It is the football equivalent of the West Lothian question, rearing up every so often because it never seems to be put to bed conclusively. Last week we had reports that Brendan Rodgers could be about to sign Scotland striker Steven Fletcher – which made the Irishman the fourth Celtic manager to be credited with a pursuit of the player. Fletcher, of course, has never penned any deal at Parkhead.
At least this summer the speculation comes when he is without a deal anywhere following the expiry of his Sunderland contract. He saw out the last six months of that on loan at Marseille. And should he want to keep raking in a wage close to the £40,000 a week he was making at the Stadium of Light at an age when earning potential tends to be highest for a footballer, he might require to go further afield than his homeland. Who knows? Certainly not Fletcher, who says the “suggestions of a move to Celtic never go away” when he is interviewed by fellow Scots. Of course, we couldn’t disappoint him when chewing the fat at Scotland’s training camp in Malta last week.
“It’s flattering for me to be linked with Celtic but it’s never happened,” he said. “I honestly don’t know. I’d love to sit and tell you where I was going because it would be better for me. I’ve not had much contact with anyone yet. I’ll sit down and think about it after this week and start picking up my phone when I go off on holiday. My wife will be worse than me for wondering where we’re going to be. I’m quite laid back, I’m used to moving around, but she isn’t.”
The appointment of Rodgers is “a great step forward” for Celtic, Fletcher believes. “The fans want Champions League football and to do well in it and with him it’s a step in the right direction,” he said. The one fresh element in the links with the forward and Celtic was the fact he was one of two Sunderland players said to be interesting Rodgers, fellow frontman Danny Graham being the other. “He’d be a great player for them. We’re good pals, and I enjoyed my time playing with him,” added Fletcher.
“We always used to say he could pin a double decker bus, he can pin anyone. The bigger the defender, the more he wants to go out of his way to pin him as well. He played for Brendan at Swansea and Watford so he knows what he’s about. He’s a great player, a big strong lad who can finish as well.”
That last contention is open to question, with Graham struggling for goals at Sunderland. He had a more profitable time when he went on loan to Blackburn Rovers in January, scoring seven goals in 18 games. “He had a hard time for goals at one point but strikers need to be playing regularly for their confidence and if you’re not high on confidence, it becomes hard, and starts playing on your mind. But I’ve watched him in training a lot and it won’t be a problem.”
After almost a decade in England – with Burnley, Wolves and Sunderland – it won’t be a problem to Fletcher where he has to go next to land the best possible option. He is a man who would preach vive le difference after his French experience.
“Maybe a few years ago I would have said ‘Nah, I want to stay in England’ when I had a four-year contract with Sunderland. But now that I have experienced it I would actually be up for it, I would never say no now. A few years ago I would maybe have been intimidated to go to another country but I enjoyed it and I was at a massive club. It was a privilege to play for them.
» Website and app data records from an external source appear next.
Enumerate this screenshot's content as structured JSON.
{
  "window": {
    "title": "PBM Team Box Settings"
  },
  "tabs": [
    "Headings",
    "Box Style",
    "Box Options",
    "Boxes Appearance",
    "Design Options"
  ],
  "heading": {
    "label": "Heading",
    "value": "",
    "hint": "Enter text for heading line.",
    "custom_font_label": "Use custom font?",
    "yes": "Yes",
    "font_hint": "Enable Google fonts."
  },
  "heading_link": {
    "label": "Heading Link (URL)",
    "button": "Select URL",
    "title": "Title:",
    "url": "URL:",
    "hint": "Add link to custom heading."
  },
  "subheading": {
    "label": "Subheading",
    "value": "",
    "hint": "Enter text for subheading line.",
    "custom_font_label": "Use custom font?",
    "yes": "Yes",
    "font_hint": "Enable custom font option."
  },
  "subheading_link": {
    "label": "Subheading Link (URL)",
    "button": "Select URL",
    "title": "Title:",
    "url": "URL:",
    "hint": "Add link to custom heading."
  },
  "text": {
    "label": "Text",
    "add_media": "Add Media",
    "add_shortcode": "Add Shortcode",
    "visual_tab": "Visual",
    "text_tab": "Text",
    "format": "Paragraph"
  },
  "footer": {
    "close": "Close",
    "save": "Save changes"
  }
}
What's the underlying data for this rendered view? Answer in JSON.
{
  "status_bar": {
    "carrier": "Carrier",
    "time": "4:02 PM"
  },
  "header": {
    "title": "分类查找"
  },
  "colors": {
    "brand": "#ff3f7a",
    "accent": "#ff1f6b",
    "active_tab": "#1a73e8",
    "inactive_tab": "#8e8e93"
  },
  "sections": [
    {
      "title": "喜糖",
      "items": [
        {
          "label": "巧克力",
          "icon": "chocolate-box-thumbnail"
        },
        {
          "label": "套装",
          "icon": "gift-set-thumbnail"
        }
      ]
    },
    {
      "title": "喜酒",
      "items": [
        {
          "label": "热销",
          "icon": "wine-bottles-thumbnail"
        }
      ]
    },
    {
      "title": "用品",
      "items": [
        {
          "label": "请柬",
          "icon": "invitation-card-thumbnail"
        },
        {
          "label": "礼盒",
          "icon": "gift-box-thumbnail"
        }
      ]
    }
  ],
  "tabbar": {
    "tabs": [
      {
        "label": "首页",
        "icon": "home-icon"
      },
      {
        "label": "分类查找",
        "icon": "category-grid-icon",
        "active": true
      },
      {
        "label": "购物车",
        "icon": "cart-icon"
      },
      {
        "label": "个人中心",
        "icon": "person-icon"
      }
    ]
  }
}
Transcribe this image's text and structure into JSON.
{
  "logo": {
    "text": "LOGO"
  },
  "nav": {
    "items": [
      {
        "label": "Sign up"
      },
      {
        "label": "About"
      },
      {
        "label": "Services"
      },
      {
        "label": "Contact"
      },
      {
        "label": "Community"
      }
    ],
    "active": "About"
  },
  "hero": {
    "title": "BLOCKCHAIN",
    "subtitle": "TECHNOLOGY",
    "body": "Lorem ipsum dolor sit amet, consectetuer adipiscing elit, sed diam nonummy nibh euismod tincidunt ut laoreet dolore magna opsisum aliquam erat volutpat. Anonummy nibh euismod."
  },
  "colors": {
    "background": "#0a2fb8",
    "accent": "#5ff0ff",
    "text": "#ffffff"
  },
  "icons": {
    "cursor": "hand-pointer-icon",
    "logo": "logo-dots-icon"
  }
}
“There was obviously a bit going on there when I was there but I didn’t really understand most of it, which is probably a good thing. There were banners around the park every few minutes and I wouldn’t know what they were saying. I’ve seen it at other clubs, just not as extreme as that. For how big a club they were and all the things they’d won, to then be in the position they were in when I got there, was a surprise. But I think they’ll turn it around next season.”
The all-hours dedication to self improvement he witnessed at Marseille, and the desire to play the game with both mind and body, Fletcher believes he will take into the next phase of his career.
“The game was more tactical but I learned a lot from it,” he said. “The day to day culture wasn’t that different but one of the main things that was different was that the training ground was open 24 hours a day and people were going in at all hours to do stuff.
“We all had our own bedrooms in the training ground, which I’d never seen at any club I’ve been at before. So some boys would finish training, go for a sleep, then wake back up at five or six and go and do some more work. There was always someone there and it was a great set-up.
“I learned because of things I’ve never done before as a player. I became a better player because my awareness of where I was on the pitch grew, rather than just being that No.9 that plays with his back to goal, I got to play different positions. I played most of my time in the No.10 role, I think I only played two or three games up front actually. And I enjoyed it because it gave you space to play. It added to my game and now that I’m out of contract all that experience is good for another line to put on your CV.